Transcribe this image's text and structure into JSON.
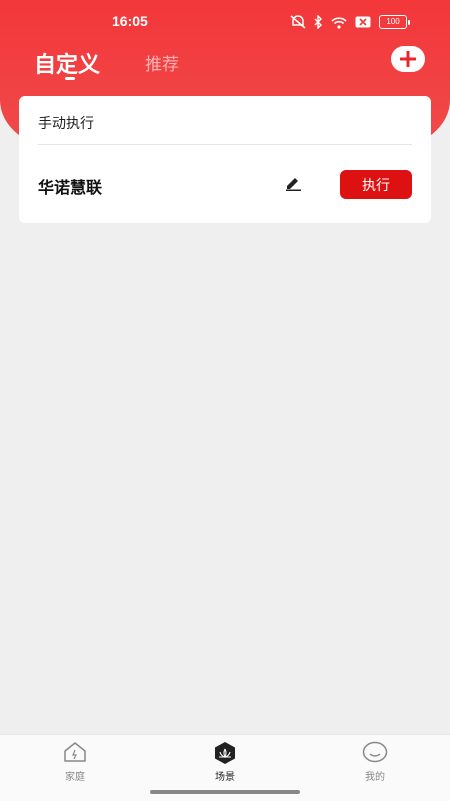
{
  "status_bar": {
    "time": "16:05",
    "battery": "100",
    "icons": [
      "silent-icon",
      "bluetooth-icon",
      "wifi-icon",
      "sim-x-icon",
      "battery-icon"
    ]
  },
  "header": {
    "tabs": [
      {
        "label": "自定义",
        "active": true
      },
      {
        "label": "推荐",
        "active": false
      }
    ],
    "add_icon": "plus-icon"
  },
  "card": {
    "section_title": "手动执行",
    "scene_name": "华诺慧联",
    "edit_icon": "pencil-icon",
    "run_label": "执行"
  },
  "bottom_nav": {
    "items": [
      {
        "label": "家庭",
        "icon": "home-icon",
        "active": false
      },
      {
        "label": "场景",
        "icon": "scene-icon",
        "active": true
      },
      {
        "label": "我的",
        "icon": "profile-icon",
        "active": false
      }
    ]
  },
  "colors": {
    "brand_red": "#f3373a",
    "button_red": "#dd1111",
    "background": "#efefef"
  }
}
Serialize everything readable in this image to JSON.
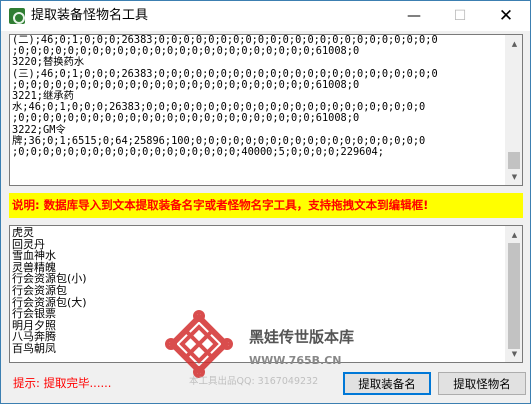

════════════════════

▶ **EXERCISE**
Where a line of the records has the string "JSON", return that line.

▶ **WRITTEN RESPONSE**
Transcribe this image's text and structure into JSON.
Serialize everything readable in this image to JSON.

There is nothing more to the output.